Mycenae, on a naturally defensible hill with a commanding view and plentiful nearby fresh water, was first occupied in the Neolithic period. Habitation continued throughout the Early and Middle Helladic periods and the first palace complex was probably built at the beginning of the Late Helladic period. In the Late Helladic IIIA period the fortifications probably followed the natural boundary of the hilltop. In Late Helladic IIIB the circuit was enlarged to the S and W, and toward the end of Late Helladic IIIB an E extension to the citadel was added with a sally port and access to an underground water supply. It was at this time that the great Lion Gate was also constructed. The citadel and palace of Mycenae were destroyed at the end of the Late Helladic IIIB, although some occupation continued at the site during the Late Helladic IIIC period. In the Geometric period only a few small houses occupied the summit of the hill. In the Archaic period a temple was built on the summit. During the Persian Wars Mycenae sent a small force to fight at Thermopylae and Plataea. In 468 B.C. Argos destroyed the acropolis at Mycenae and the city later came under direct Argive control. As a deme of Argos the acropolis was rebuilt and fortification walls were built around the lower town. The site continued to be inhabited until the end of the 3rd century A.D.
Lord Elgin explored the Treasury of Atreus in 1802 and Lord Sligo took the columns from it to London in 1910. Excavations: 1874-76, H. Schliemann; 1876-77, P. Stamatakis; 1884-1902, C. Tsountas; 1920-23, 1939, and 1950-57, A. Wace, British School of Archaeology; 1950s to present, J. Papadimitriou, G. Mylonas, D. Theocharis, N. Verdelis, A. Orlandos, E. Stikas, A. Keramopoullos, S. Marinatos, and S. Iakovidis of the Greek Archaeological Society and the Greek Archaeological Service and E. French and W. Taylour of the British School of Archaeology.

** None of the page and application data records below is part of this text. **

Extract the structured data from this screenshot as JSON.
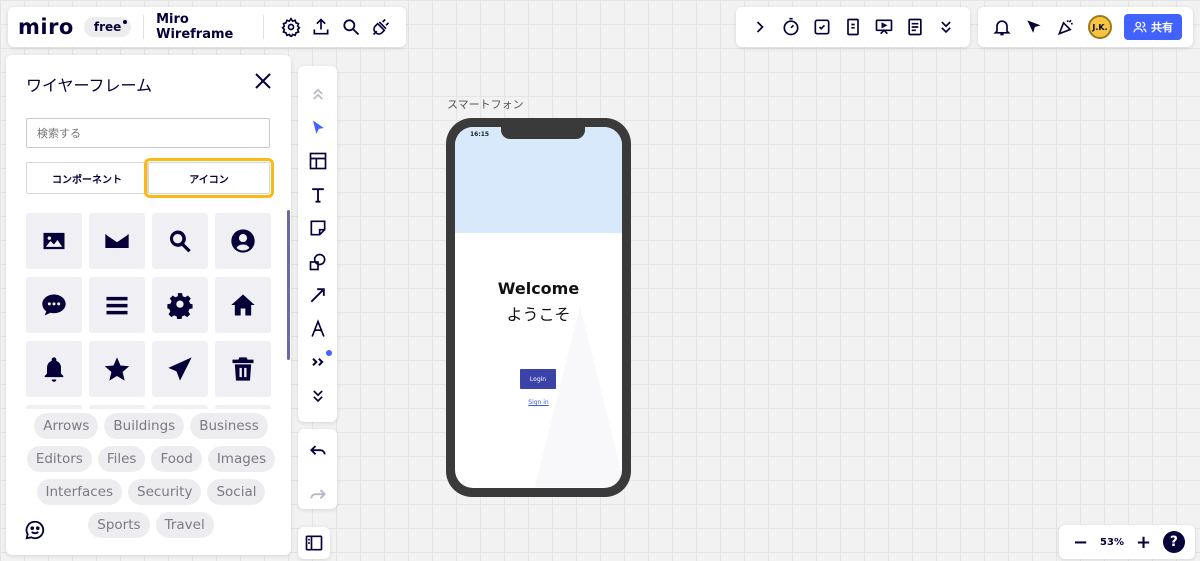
{
  "app": {
    "logo": "miro",
    "plan_badge": "free",
    "board_name": "Miro Wireframe"
  },
  "top_toolbar": {
    "left_icons": [
      "settings-icon",
      "upload-icon",
      "search-icon",
      "plugin-icon"
    ],
    "right_tools": [
      "expand-arrow-icon",
      "timer-icon",
      "voting-icon",
      "card-icon",
      "present-icon",
      "notes-icon",
      "more-chevron-icon"
    ],
    "collab_icons": [
      "bell-icon",
      "cursor-icon",
      "celebrate-icon"
    ],
    "avatar_initials": "J.K.",
    "share_label": "共有"
  },
  "left_panel": {
    "title": "ワイヤーフレーム",
    "search_placeholder": "検索する",
    "tabs": [
      "コンポーネント",
      "アイコン"
    ],
    "active_tab": "アイコン",
    "icons": [
      "image-icon",
      "mail-icon",
      "search-icon",
      "user-icon",
      "chat-icon",
      "menu-icon",
      "gear-icon",
      "home-icon",
      "bell-icon",
      "star-icon",
      "send-icon",
      "trash-icon"
    ],
    "categories": [
      "Arrows",
      "Buildings",
      "Business",
      "Editors",
      "Files",
      "Food",
      "Images",
      "Interfaces",
      "Security",
      "Social",
      "Sports",
      "Travel"
    ]
  },
  "vertical_toolbar": {
    "tools": [
      "collapse-up-icon",
      "select-icon",
      "template-icon",
      "text-icon",
      "sticky-note-icon",
      "shapes-icon",
      "line-arrow-icon",
      "pen-icon",
      "more-tools-icon",
      "expand-down-icon"
    ],
    "history": [
      "undo-icon",
      "redo-icon"
    ]
  },
  "canvas": {
    "frame_label": "スマートフォン",
    "phone": {
      "status_time": "16:15",
      "heading": "Welcome",
      "subheading": "ようこそ",
      "button_label": "Login",
      "link_label": "Sign in"
    }
  },
  "zoom": {
    "level": "53%",
    "minus": "−",
    "plus": "+",
    "help": "?"
  },
  "colors": {
    "accent": "#4262ff",
    "highlight": "#fdb913",
    "ink": "#050038"
  }
}
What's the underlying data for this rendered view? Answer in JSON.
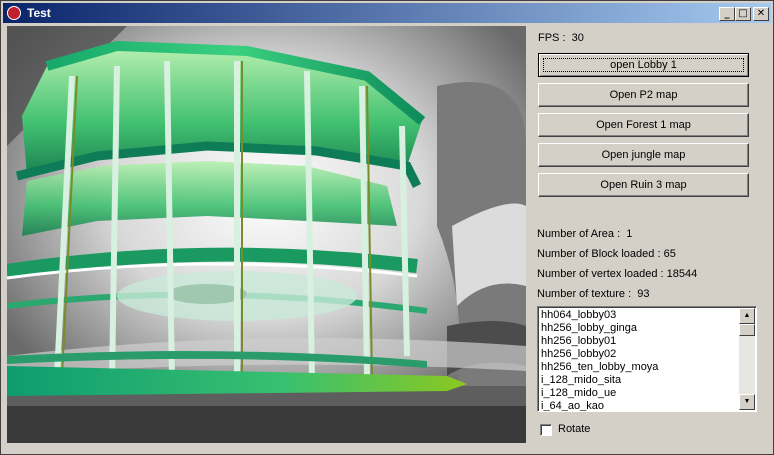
{
  "window": {
    "title": "Test",
    "controls": {
      "minimize": "_",
      "maximize": "□",
      "close": "✕"
    }
  },
  "fps": {
    "label": "FPS :",
    "value": "30"
  },
  "buttons": [
    {
      "label": "open Lobby 1"
    },
    {
      "label": "Open P2 map"
    },
    {
      "label": "Open Forest 1 map"
    },
    {
      "label": "Open jungle map"
    },
    {
      "label": "Open Ruin 3 map"
    }
  ],
  "stats": [
    {
      "label": "Number of Area :",
      "value": "1"
    },
    {
      "label": "Number of Block loaded :",
      "value": "65"
    },
    {
      "label": "Number of vertex loaded :",
      "value": "18544"
    },
    {
      "label": "Number of texture :",
      "value": "93"
    }
  ],
  "texture_list": {
    "items": [
      "hh064_lobby03",
      "hh256_lobby_ginga",
      "hh256_lobby01",
      "hh256_lobby02",
      "hh256_ten_lobby_moya",
      "i_128_mido_sita",
      "i_128_mido_ue",
      "i_64_ao_kao"
    ],
    "scroll_up": "▲",
    "scroll_down": "▼"
  },
  "rotate": {
    "label": "Rotate",
    "checked": false
  },
  "colors": {
    "title_start": "#0a246a",
    "title_end": "#a6caf0",
    "face": "#d4d0c8"
  },
  "scene": {
    "description_icon": "3d-viewport"
  }
}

Donald R. Keller, ed.
This text is cited Nov 2002 from The Perseus Project URL below, which contains 54 image(s), bibliography & interesting hyperlinks.

You are able to search for more information in greater and/or surrounding areas by choosing one of the titles below and clicking on "more".

GTP Headlines

Receive our daily Newsletter with all the latest updates on the Greek Travel industry.

Subscribe now!
Greek Travel Pages: A bible for Tourism professionals. Buy online

Ferry Departures